## [WHAT YOU NEED TO DO]
Pull every line holding the word "placeholder" out of the data and copy it.

Website and app data records

==*==

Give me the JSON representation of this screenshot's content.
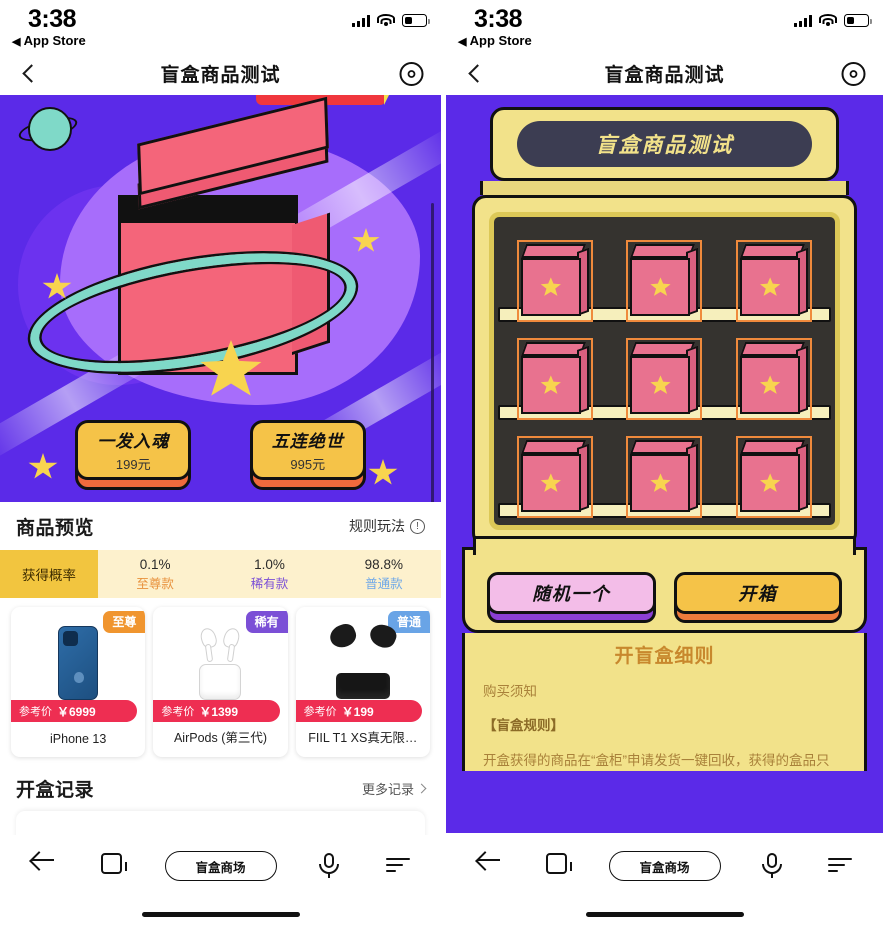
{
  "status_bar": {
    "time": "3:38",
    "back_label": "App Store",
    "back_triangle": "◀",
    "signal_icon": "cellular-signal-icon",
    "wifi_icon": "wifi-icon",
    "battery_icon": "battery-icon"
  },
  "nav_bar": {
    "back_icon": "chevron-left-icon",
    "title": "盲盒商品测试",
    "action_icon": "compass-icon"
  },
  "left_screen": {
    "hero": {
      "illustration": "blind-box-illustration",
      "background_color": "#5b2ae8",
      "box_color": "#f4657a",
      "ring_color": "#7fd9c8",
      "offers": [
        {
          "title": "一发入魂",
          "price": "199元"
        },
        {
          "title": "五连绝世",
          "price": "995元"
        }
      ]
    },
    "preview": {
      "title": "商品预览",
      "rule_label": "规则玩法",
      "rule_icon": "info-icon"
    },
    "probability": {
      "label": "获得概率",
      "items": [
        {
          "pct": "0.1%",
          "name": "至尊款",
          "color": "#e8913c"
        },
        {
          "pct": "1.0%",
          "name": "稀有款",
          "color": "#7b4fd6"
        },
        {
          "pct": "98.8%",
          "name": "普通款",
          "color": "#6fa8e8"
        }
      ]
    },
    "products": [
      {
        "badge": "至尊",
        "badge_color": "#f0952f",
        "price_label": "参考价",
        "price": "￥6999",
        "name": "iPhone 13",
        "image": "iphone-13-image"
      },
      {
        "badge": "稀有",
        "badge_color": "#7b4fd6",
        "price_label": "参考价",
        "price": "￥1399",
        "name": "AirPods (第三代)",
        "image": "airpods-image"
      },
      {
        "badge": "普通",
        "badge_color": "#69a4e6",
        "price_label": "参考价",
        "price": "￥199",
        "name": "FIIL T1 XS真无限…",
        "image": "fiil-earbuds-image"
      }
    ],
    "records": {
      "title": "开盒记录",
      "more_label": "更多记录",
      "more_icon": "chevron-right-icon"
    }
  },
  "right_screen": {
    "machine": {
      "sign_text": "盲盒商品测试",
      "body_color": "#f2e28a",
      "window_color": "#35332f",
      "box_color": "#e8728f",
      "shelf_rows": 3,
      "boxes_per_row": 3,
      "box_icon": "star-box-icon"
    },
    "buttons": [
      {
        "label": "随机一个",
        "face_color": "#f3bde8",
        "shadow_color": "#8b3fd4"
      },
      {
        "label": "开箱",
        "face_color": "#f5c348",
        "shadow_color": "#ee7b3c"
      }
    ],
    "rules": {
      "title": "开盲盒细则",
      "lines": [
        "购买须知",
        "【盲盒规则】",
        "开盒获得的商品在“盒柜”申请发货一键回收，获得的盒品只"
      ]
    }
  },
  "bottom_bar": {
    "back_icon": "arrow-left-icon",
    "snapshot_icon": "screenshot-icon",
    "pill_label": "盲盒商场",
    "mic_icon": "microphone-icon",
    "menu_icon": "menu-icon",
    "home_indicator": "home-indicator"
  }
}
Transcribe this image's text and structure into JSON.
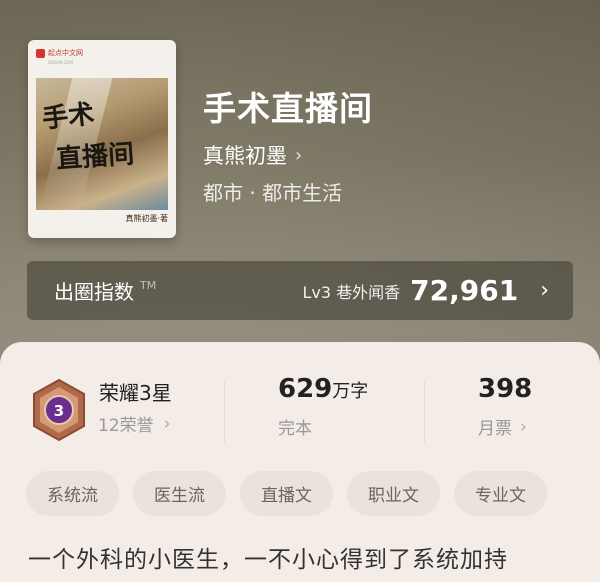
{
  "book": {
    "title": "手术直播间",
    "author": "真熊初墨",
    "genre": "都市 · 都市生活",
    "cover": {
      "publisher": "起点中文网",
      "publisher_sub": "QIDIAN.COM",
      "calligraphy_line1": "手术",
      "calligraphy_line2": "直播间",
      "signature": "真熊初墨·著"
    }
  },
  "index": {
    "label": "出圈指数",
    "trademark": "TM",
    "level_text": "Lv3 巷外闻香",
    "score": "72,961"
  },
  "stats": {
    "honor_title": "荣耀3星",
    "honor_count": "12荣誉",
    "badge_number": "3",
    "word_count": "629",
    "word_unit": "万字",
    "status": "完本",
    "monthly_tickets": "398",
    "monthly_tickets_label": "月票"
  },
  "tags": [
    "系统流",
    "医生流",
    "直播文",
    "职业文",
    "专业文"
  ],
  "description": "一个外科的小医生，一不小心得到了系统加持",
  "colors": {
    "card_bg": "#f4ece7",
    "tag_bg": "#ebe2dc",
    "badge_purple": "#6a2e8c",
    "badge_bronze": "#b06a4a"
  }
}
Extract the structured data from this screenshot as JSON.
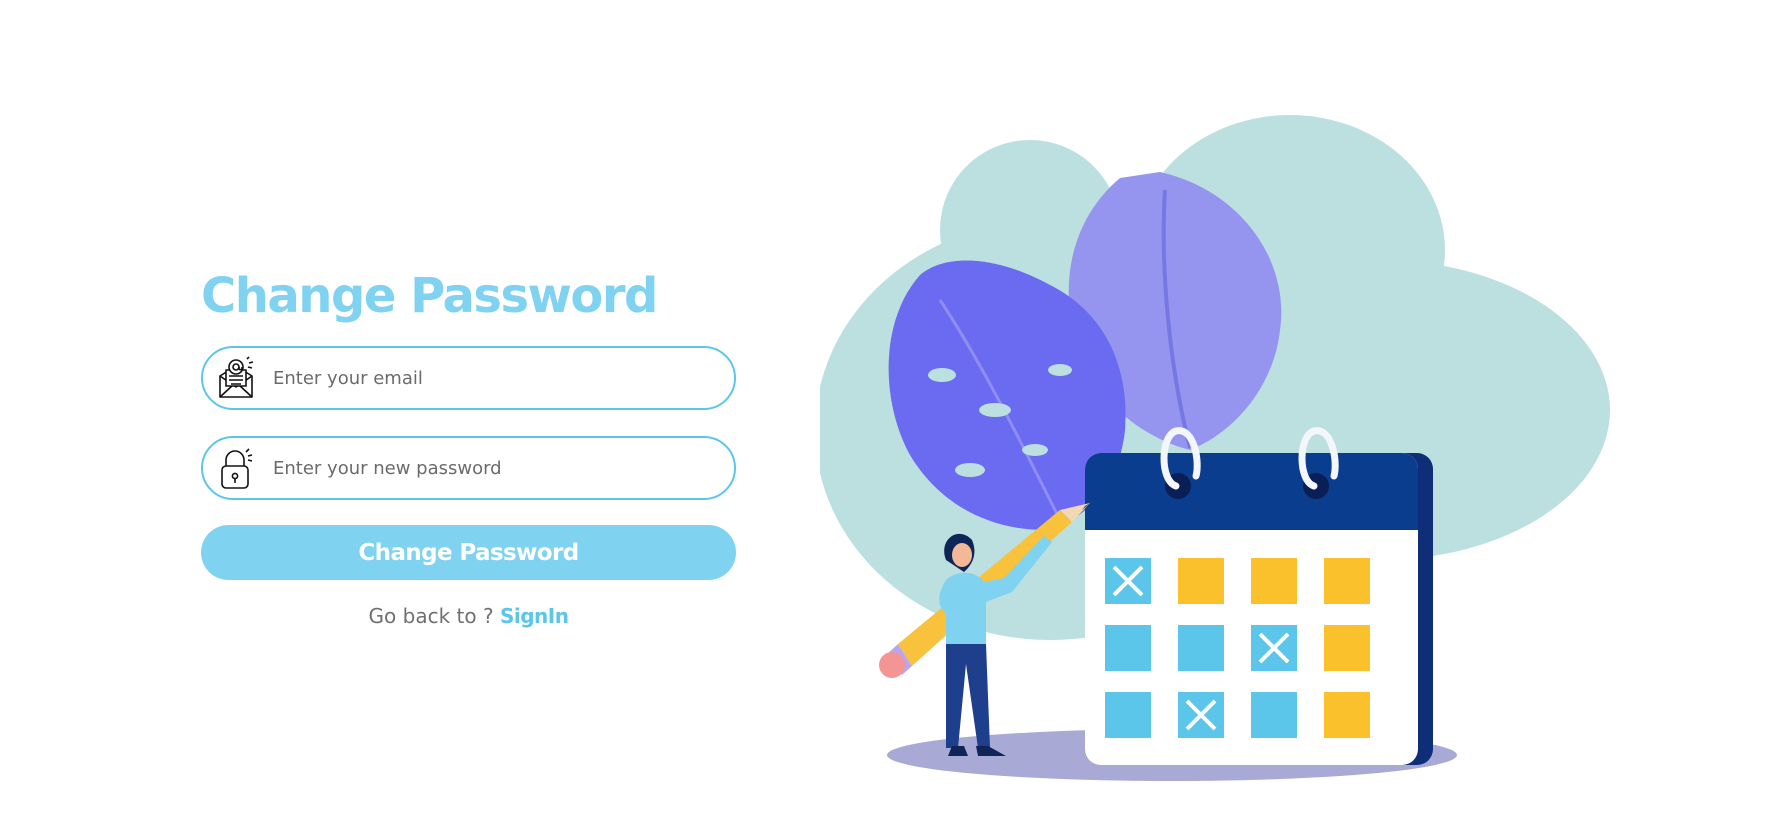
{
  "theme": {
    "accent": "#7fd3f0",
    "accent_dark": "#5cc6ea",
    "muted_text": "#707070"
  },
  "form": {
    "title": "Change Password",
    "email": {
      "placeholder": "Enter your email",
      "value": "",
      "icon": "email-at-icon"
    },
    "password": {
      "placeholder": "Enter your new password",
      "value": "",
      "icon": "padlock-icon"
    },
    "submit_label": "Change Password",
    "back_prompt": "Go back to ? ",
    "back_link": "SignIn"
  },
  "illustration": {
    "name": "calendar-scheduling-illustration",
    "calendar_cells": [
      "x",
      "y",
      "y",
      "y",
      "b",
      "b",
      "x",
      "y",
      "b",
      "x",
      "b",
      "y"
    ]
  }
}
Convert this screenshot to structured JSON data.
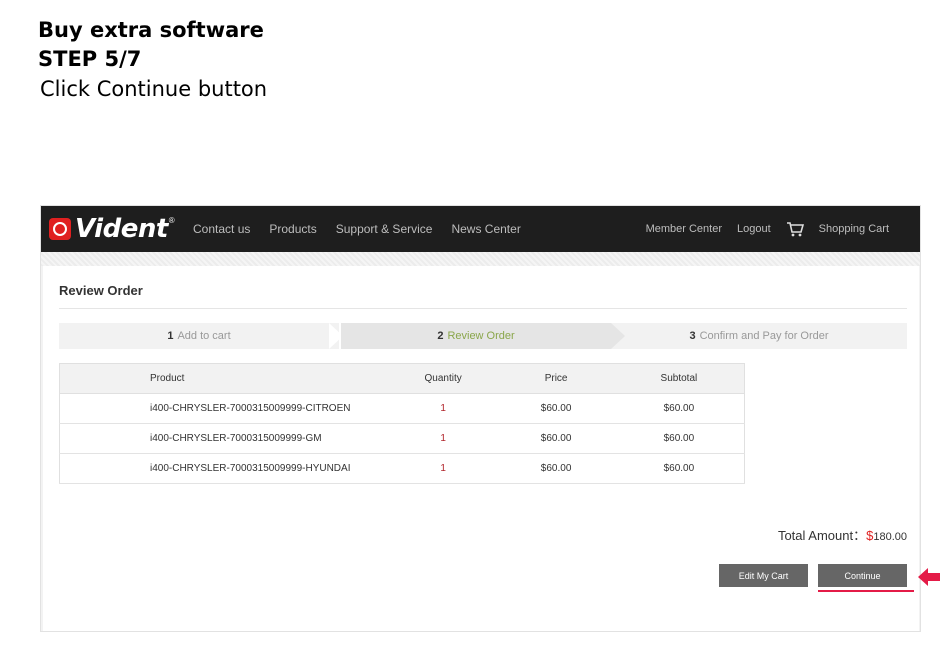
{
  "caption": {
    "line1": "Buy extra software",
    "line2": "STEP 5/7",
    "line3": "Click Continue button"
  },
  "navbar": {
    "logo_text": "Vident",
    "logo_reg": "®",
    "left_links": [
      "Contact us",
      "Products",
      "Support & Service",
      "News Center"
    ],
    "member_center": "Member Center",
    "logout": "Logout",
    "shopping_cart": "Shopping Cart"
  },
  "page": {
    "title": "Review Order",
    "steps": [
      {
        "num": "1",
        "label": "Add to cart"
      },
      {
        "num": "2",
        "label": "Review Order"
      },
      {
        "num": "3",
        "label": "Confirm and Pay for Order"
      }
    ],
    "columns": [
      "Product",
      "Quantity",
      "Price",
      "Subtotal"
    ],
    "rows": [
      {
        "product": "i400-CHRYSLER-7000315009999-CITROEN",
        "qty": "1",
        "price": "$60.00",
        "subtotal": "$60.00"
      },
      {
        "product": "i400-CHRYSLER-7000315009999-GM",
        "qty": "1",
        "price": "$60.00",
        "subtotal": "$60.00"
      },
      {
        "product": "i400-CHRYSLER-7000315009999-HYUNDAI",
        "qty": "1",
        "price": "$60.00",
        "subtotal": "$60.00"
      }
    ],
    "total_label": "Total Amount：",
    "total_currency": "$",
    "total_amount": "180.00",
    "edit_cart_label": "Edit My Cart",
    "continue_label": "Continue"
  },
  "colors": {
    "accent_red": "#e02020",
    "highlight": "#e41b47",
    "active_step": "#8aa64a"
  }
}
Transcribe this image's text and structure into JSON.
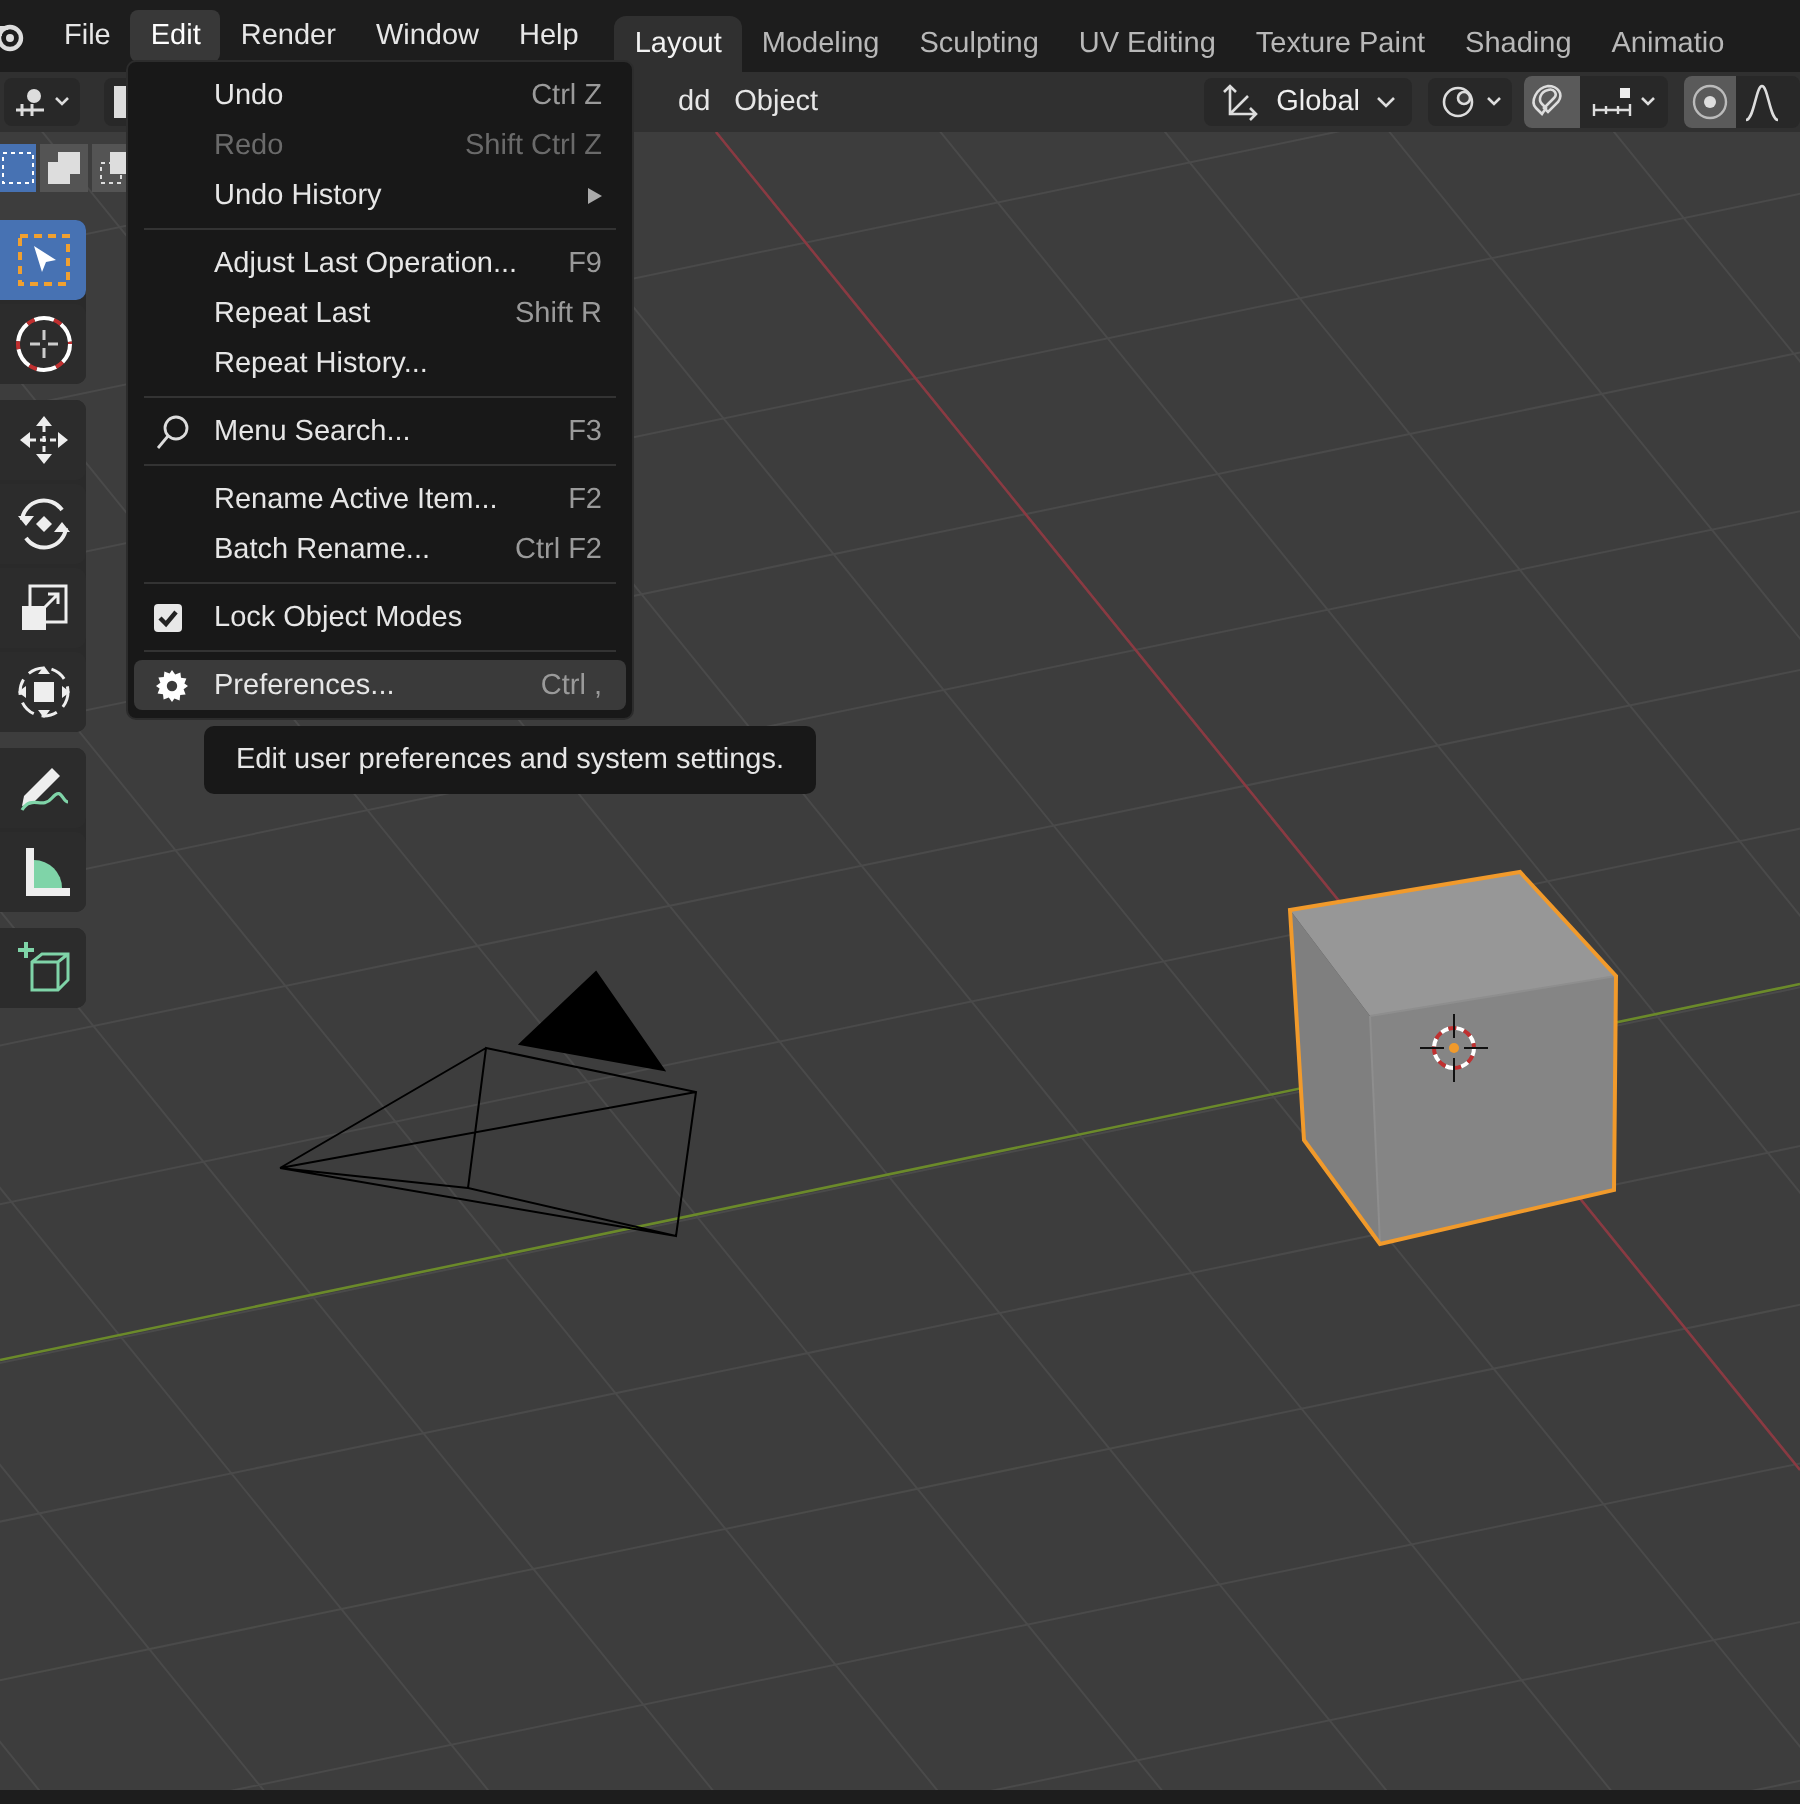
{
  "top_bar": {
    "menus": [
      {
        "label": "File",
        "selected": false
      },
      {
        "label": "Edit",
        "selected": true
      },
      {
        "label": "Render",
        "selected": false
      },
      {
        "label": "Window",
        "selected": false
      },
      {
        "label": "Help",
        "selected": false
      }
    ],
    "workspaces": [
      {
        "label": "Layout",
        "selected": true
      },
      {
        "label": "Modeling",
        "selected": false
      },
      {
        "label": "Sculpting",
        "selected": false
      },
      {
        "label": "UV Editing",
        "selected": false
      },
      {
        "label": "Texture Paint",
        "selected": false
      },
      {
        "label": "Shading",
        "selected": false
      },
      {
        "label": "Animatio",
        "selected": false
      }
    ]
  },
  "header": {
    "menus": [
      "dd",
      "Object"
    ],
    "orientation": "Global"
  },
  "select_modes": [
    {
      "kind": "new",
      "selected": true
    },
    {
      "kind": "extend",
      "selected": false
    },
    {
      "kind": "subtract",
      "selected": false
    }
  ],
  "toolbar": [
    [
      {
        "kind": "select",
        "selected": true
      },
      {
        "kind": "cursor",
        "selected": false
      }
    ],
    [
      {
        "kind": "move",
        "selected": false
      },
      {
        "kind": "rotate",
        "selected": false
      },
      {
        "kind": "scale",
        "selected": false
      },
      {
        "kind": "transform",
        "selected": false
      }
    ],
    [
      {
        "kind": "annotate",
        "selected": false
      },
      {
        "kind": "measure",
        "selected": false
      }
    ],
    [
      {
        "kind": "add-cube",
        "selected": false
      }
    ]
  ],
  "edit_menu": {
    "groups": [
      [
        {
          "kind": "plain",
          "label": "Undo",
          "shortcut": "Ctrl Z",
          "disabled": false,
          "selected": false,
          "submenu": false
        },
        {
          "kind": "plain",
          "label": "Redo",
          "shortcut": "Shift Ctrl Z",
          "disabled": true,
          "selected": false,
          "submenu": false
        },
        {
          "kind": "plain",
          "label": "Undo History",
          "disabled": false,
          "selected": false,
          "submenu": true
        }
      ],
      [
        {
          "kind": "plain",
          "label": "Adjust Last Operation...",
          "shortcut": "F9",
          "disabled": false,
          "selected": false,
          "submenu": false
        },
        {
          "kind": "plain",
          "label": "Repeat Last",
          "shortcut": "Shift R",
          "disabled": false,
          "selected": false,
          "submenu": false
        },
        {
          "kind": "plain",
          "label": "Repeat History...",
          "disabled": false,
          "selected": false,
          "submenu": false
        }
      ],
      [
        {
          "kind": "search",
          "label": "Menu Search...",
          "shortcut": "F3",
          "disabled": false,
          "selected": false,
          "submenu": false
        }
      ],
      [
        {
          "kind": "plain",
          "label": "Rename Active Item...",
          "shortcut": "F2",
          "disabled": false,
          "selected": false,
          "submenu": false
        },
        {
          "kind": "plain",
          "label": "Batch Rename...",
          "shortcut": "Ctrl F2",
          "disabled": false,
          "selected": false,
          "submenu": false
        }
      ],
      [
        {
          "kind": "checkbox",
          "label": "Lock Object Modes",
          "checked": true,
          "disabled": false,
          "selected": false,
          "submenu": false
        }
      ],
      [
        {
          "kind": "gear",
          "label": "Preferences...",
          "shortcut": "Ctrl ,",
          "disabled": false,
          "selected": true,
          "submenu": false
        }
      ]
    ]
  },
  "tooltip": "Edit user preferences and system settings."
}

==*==

## [ANSWER SECTION]
      "placeholder": "Enter your email",
      "placeholder": "Enter your new password",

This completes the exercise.